Pink currants are a redcurrant variant, ripening to a flushed salmon-pink in early July. They can be grown just as black- or redcurrants: best in free-draining soils and in a position where they can get a little afternoon shade. Having said that, my blackcurrants are established in the wettest part of my allotment and they don't seem to mind. I built some free-standing brick raised beds for the pink currants to help with the drainage. I also made sure to weed the raised beds properly: the blackcurrants do get a bit overrun each year by bindweed, however diligently I try to dig it out around the roots.

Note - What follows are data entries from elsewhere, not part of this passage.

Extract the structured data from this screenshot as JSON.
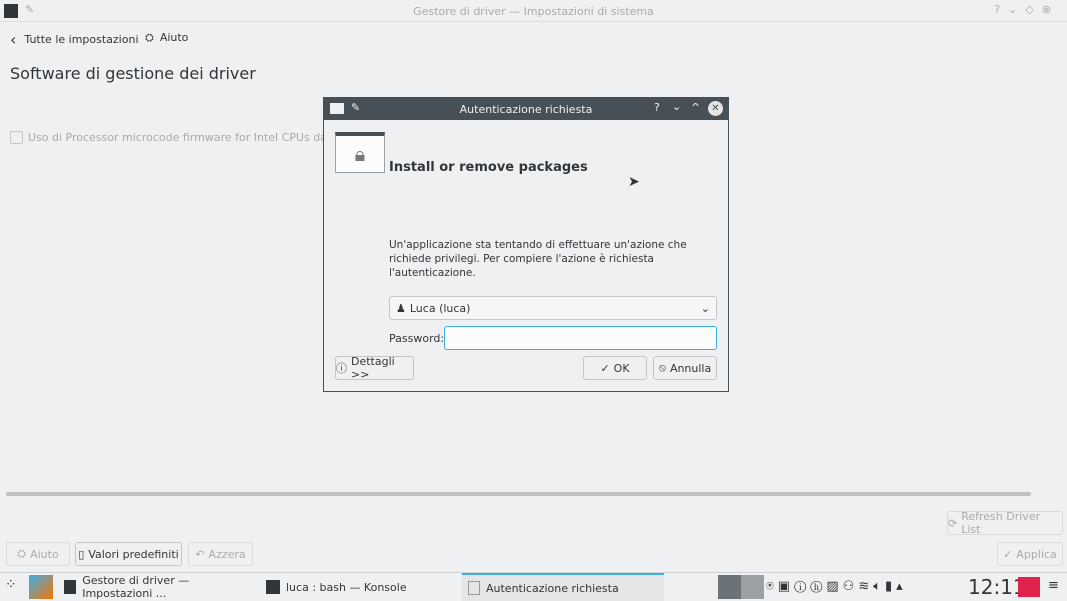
{
  "window": {
    "title": "Gestore di driver — Impostazioni di sistema"
  },
  "header": {
    "back_label": "Tutte le impostazioni",
    "help_label": "Aiuto"
  },
  "page": {
    "title": "Software di gestione dei driver",
    "checkbox_label": "Uso di Processor microcode firmware for Intel CPUs da intel-m"
  },
  "buttons": {
    "refresh": "Refresh Driver List",
    "help": "Aiuto",
    "defaults": "Valori predefiniti",
    "reset": "Azzera",
    "apply": "Applica"
  },
  "dialog": {
    "title": "Autenticazione richiesta",
    "heading": "Install or remove packages",
    "message": "Un'applicazione sta tentando di effettuare un'azione che richiede privilegi. Per compiere l'azione è richiesta l'autenticazione.",
    "user": "Luca (luca)",
    "password_label": "Password:",
    "password_value": "",
    "details": "Dettagli >>",
    "ok": "OK",
    "cancel": "Annulla"
  },
  "taskbar": {
    "tasks": [
      {
        "label": "Gestore di driver  — Impostazioni ..."
      },
      {
        "label": "luca : bash — Konsole"
      },
      {
        "label": "Autenticazione richiesta"
      }
    ],
    "clock": "12:11"
  },
  "colors": {
    "accent": "#3daee9",
    "titlebar": "#475057",
    "close": "#e5e5e5"
  }
}
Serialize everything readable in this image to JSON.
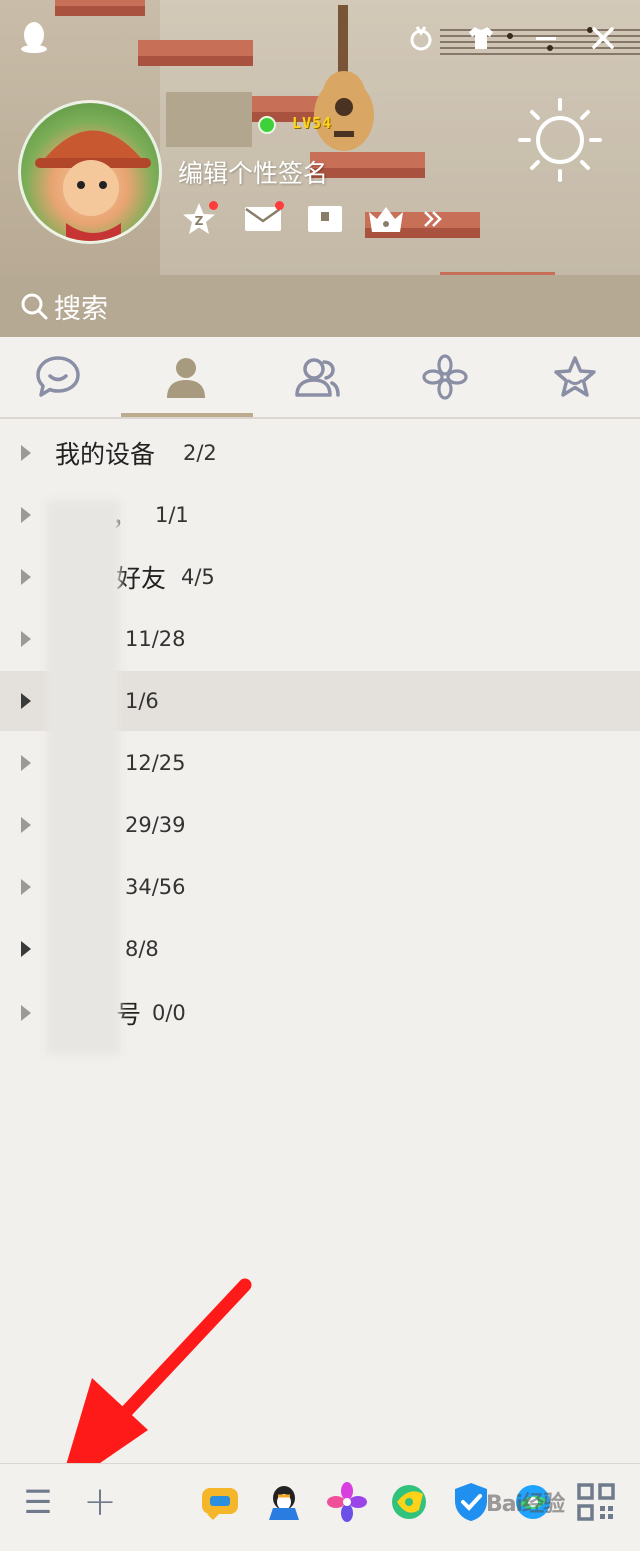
{
  "header": {
    "level": "LV54",
    "signature": "编辑个性签名",
    "status": "online",
    "status_color": "#3fd13a"
  },
  "search": {
    "placeholder": "搜索"
  },
  "tabs": [
    {
      "icon": "chat-bubble-icon",
      "active": false
    },
    {
      "icon": "contacts-icon",
      "active": true
    },
    {
      "icon": "group-icon",
      "active": false
    },
    {
      "icon": "flower-icon",
      "active": false
    },
    {
      "icon": "star-icon",
      "active": false
    }
  ],
  "groups": [
    {
      "name": "我的设备",
      "count": "2/2",
      "expanded": false,
      "highlighted": false
    },
    {
      "name": "，",
      "count": "1/1",
      "expanded": false,
      "highlighted": false
    },
    {
      "name": "好友",
      "count": "4/5",
      "expanded": false,
      "highlighted": false
    },
    {
      "name": "",
      "count": "11/28",
      "expanded": false,
      "highlighted": false
    },
    {
      "name": "",
      "count": "1/6",
      "expanded": false,
      "highlighted": true
    },
    {
      "name": "",
      "count": "12/25",
      "expanded": false,
      "highlighted": false
    },
    {
      "name": "",
      "count": "29/39",
      "expanded": false,
      "highlighted": false
    },
    {
      "name": "",
      "count": "34/56",
      "expanded": false,
      "highlighted": false
    },
    {
      "name": "",
      "count": "8/8",
      "expanded": false,
      "highlighted": false
    },
    {
      "name": "号",
      "count": "0/0",
      "expanded": false,
      "highlighted": false
    }
  ],
  "bottom_bar": {
    "menu": "☰",
    "add": "+",
    "apps": [
      "game-center-icon",
      "penguin-app-icon",
      "petal-app-icon",
      "music-app-icon",
      "security-shield-icon",
      "browser-app-icon",
      "qr-code-icon"
    ],
    "watermark": "Bai经验"
  },
  "colors": {
    "accent": "#bcab8e",
    "header_bg": "#c2b59f",
    "highlight_row": "#e4e0db",
    "arrow": "#ff1a1a"
  }
}
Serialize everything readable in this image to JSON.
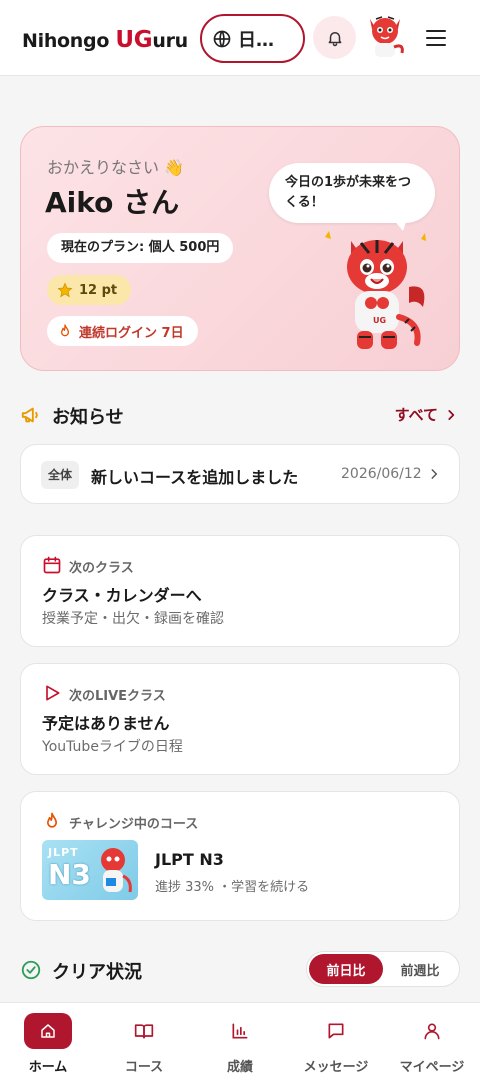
{
  "header": {
    "logo_prefix": "Nihongo ",
    "logo_brand": "UG",
    "logo_suffix": "uru",
    "language_label": "日…",
    "icons": {
      "language": "globe-icon",
      "notifications": "bell-icon",
      "menu": "hamburger-icon"
    }
  },
  "welcome": {
    "greeting": "おかえりなさい 👋",
    "user_name": "Aiko さん",
    "plan": "現在のプラン: 個人 500円",
    "points": "12 pt",
    "streak": "連続ログイン 7日",
    "speech": "今日の1歩が未来をつくる！"
  },
  "news": {
    "title": "お知らせ",
    "see_all": "すべて",
    "item": {
      "tag": "全体",
      "title": "新しいコースを追加しました",
      "date": "2026/06/12"
    }
  },
  "next_class": {
    "label": "次のクラス",
    "title": "クラス・カレンダーへ",
    "subtitle": "授業予定・出欠・録画を確認"
  },
  "next_live": {
    "label": "次のLIVEクラス",
    "title": "予定はありません",
    "subtitle": "YouTubeライブの日程"
  },
  "challenge": {
    "label": "チャレンジ中のコース",
    "thumb_line1": "JLPT",
    "thumb_line2": "N3",
    "course_title": "JLPT N3",
    "course_sub": "進捗 33% ・学習を続ける",
    "progress_percent": 33
  },
  "clear_status": {
    "title": "クリア状況",
    "tabs": [
      "前日比",
      "前週比"
    ],
    "active_tab": 0
  },
  "nav": {
    "items": [
      {
        "label": "ホーム",
        "icon": "home-icon"
      },
      {
        "label": "コース",
        "icon": "book-icon"
      },
      {
        "label": "成績",
        "icon": "chart-icon"
      },
      {
        "label": "メッセージ",
        "icon": "message-icon"
      },
      {
        "label": "マイページ",
        "icon": "user-icon"
      }
    ],
    "active": 0
  },
  "colors": {
    "brand": "#b0162e",
    "accent_red": "#c8102e",
    "card_pink": "#fde3e6",
    "points_yellow": "#fbe7a9"
  }
}
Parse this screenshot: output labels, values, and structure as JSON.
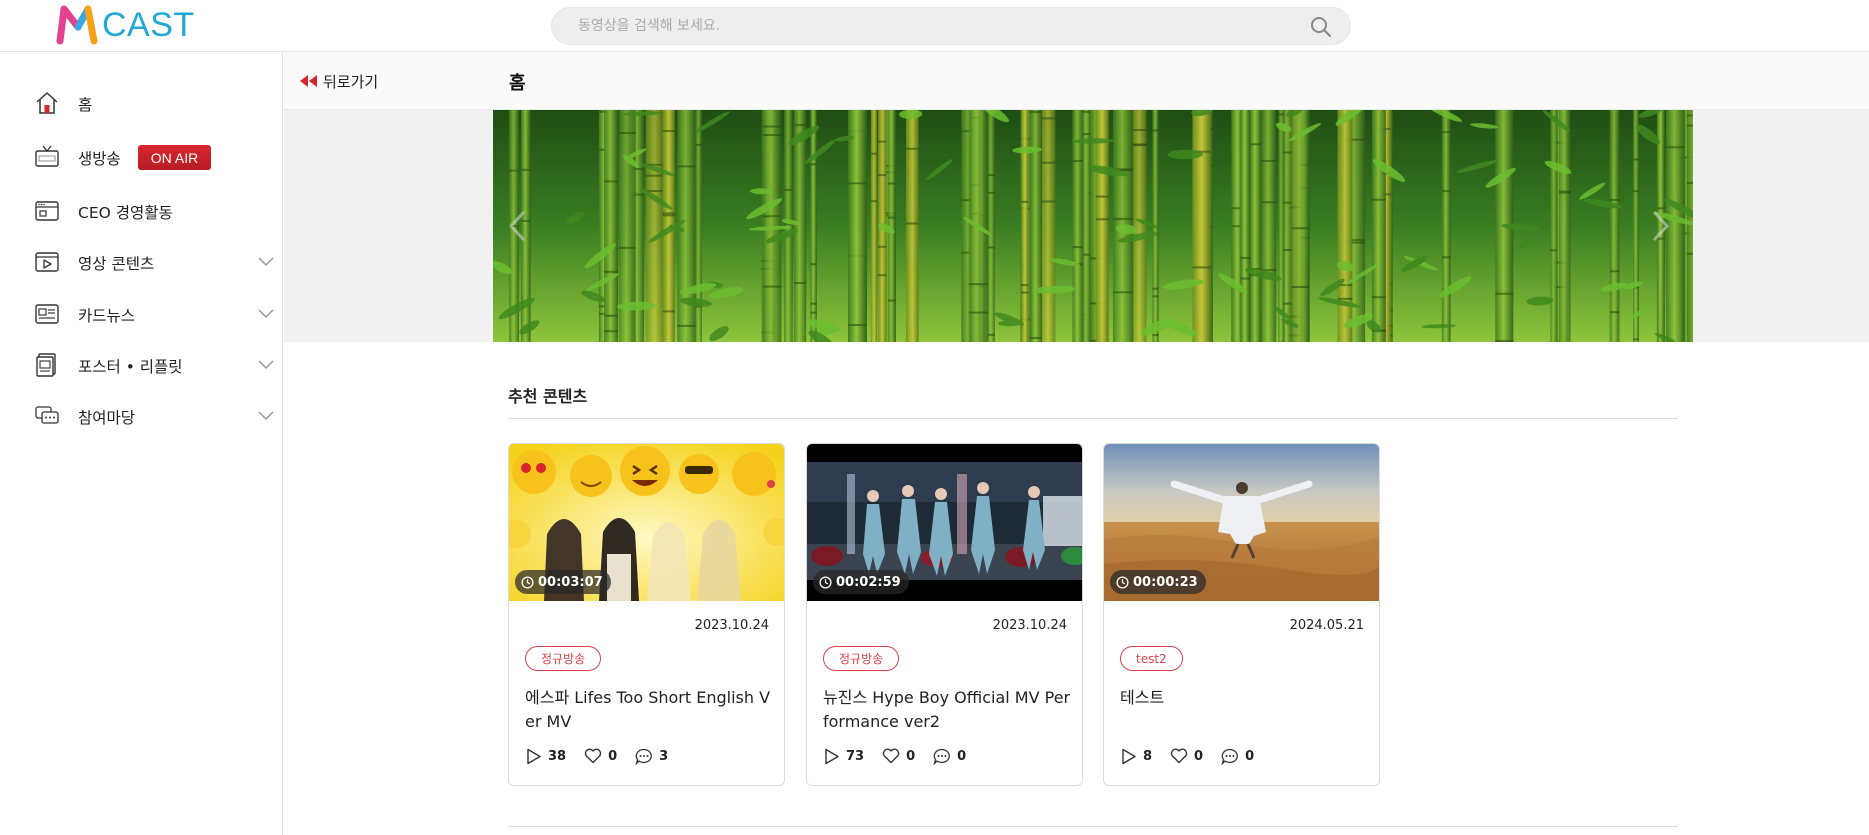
{
  "header": {
    "logo_text": "CAST",
    "search_placeholder": "동영상을 검색해 보세요."
  },
  "sidebar": {
    "items": [
      {
        "label": "홈",
        "icon": "home-icon"
      },
      {
        "label": "생방송",
        "icon": "tv-icon",
        "badge": "ON AIR"
      },
      {
        "label": "CEO 경영활동",
        "icon": "window-icon"
      },
      {
        "label": "영상 콘텐츠",
        "icon": "video-icon",
        "expandable": true
      },
      {
        "label": "카드뉴스",
        "icon": "newspaper-icon",
        "expandable": true
      },
      {
        "label": "포스터 • 리플릿",
        "icon": "poster-icon",
        "expandable": true
      },
      {
        "label": "참여마당",
        "icon": "chat-icon",
        "expandable": true
      }
    ]
  },
  "subbar": {
    "back_label": "뒤로가기",
    "page_title": "홈"
  },
  "section": {
    "title": "추천 콘텐츠"
  },
  "cards": [
    {
      "duration": "00:03:07",
      "date": "2023.10.24",
      "tag": "정규방송",
      "title": "에스파 Lifes Too Short English Ver MV",
      "views": "38",
      "likes": "0",
      "comments": "3"
    },
    {
      "duration": "00:02:59",
      "date": "2023.10.24",
      "tag": "정규방송",
      "title": "뉴진스 Hype Boy Official MV Performance ver2",
      "views": "73",
      "likes": "0",
      "comments": "0"
    },
    {
      "duration": "00:00:23",
      "date": "2024.05.21",
      "tag": "test2",
      "title": "테스트",
      "views": "8",
      "likes": "0",
      "comments": "0"
    }
  ],
  "colors": {
    "accent_red": "#d8262e",
    "tag_red": "#d8434a",
    "logo_blue": "#23a8d6"
  }
}
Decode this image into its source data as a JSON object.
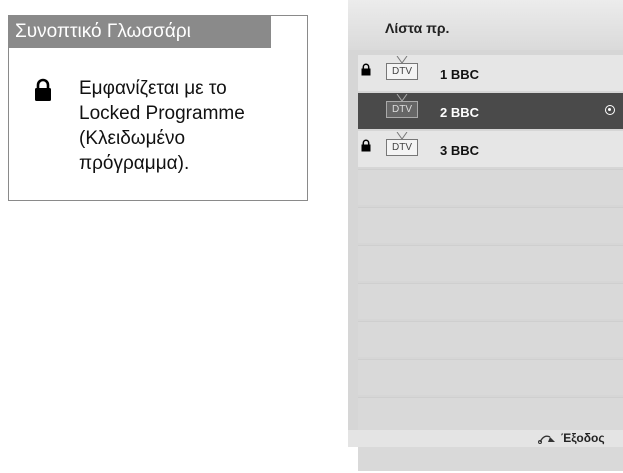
{
  "glossary": {
    "title": "Συνοπτικό Γλωσσάρι",
    "icon": "lock-icon",
    "lines": [
      "Εμφανίζεται με το",
      "Locked Programme",
      "(Κλειδωμένο",
      "πρόγραμμα)."
    ]
  },
  "channel_list": {
    "title": "Λίστα πρ.",
    "channels": [
      {
        "type": "DTV",
        "label": "1 BBC",
        "locked": true,
        "selected": false
      },
      {
        "type": "DTV",
        "label": "2 BBC",
        "locked": false,
        "selected": true
      },
      {
        "type": "DTV",
        "label": "3 BBC",
        "locked": true,
        "selected": false
      }
    ],
    "empty_rows": 8,
    "footer": {
      "exit_label": "Έξοδος",
      "exit_icon": "return-arrow-icon"
    }
  },
  "colors": {
    "glossary_header": "#8a8a8a",
    "panel_bg": "#d6d6d6",
    "selected_row": "#4a4a4a"
  }
}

The pink currants came in containers so I removed them, watered well and teased out the roots, before planting them in a hole slightly bigger than the pot. I back-filled with compost, adding another layer as mulch once the plants were in situ and firmed the top. Having watered them in well, I left them alone to settle in.

They fruited just four months later (they must have been in those pots for a while ...). Not a huge crop, but enough to promise much more in succeeding year. The fruit look like little pink pearls, with a fresh, almost floral flavour. Certainly not as strong as blackcurrants or as sweet/sharp as redcurrants. Currants are easy and rewarding to turn into jelly, but until I get an overwhelming glut of these I'll be content to stick with eating them fresh from the plant. Those that did make it home were scattered over fruit salads, used to top breakfast cereal and porridge, and, most successfully, folded into an Eton Mess with a few raspberries, happily also ripe at the same time - see below.

Pink currant mess with raspberries.